Work item -
Each line of the material below is to be checked for "title"; the number of matching lines is the only output expected.

Start of Block

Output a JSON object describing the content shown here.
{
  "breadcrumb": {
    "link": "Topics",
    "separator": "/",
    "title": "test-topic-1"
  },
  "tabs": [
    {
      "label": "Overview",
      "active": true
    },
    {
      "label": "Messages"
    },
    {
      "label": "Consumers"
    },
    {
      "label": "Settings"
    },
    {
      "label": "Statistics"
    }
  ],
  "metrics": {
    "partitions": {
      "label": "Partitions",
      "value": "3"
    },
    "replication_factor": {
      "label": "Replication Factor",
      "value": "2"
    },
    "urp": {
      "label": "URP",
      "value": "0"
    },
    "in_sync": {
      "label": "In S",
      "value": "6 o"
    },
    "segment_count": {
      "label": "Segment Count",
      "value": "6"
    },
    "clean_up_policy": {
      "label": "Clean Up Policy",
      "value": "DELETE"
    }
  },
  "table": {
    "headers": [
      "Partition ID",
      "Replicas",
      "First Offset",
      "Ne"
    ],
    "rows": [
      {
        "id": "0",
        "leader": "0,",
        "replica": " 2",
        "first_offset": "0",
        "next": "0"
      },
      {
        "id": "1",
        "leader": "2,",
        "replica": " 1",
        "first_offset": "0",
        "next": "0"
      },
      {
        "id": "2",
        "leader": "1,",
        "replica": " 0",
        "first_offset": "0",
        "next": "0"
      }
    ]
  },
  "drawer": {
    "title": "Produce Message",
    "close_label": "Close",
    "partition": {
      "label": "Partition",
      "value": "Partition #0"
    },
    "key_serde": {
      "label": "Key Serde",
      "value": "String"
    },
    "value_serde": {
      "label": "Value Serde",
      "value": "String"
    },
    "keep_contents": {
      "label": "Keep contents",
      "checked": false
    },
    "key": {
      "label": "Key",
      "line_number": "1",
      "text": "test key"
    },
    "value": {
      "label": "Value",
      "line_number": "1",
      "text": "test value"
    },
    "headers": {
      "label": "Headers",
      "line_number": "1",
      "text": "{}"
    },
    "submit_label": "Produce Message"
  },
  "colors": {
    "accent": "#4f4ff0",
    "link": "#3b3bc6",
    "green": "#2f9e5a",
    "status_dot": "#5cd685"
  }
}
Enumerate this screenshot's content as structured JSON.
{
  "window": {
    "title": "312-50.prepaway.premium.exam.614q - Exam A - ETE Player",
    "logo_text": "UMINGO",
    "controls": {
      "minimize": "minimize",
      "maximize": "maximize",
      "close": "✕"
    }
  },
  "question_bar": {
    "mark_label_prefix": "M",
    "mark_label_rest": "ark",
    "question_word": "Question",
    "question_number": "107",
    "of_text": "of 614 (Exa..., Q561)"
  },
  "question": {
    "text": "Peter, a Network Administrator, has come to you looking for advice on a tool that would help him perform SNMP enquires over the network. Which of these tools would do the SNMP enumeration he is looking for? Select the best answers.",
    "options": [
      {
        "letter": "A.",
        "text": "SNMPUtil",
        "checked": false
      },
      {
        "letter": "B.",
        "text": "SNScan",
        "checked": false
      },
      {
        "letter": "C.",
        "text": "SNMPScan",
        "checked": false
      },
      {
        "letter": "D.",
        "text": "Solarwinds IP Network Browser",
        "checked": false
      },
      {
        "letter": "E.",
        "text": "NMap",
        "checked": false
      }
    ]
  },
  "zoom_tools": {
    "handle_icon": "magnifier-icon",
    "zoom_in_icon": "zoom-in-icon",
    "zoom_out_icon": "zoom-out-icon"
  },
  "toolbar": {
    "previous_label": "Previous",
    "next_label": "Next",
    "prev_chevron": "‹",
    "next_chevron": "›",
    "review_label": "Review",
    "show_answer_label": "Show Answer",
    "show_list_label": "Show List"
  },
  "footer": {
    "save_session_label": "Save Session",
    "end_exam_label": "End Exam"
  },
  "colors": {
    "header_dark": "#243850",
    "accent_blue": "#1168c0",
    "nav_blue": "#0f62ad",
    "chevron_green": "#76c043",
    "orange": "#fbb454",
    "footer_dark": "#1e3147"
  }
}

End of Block

Exercise answer -
3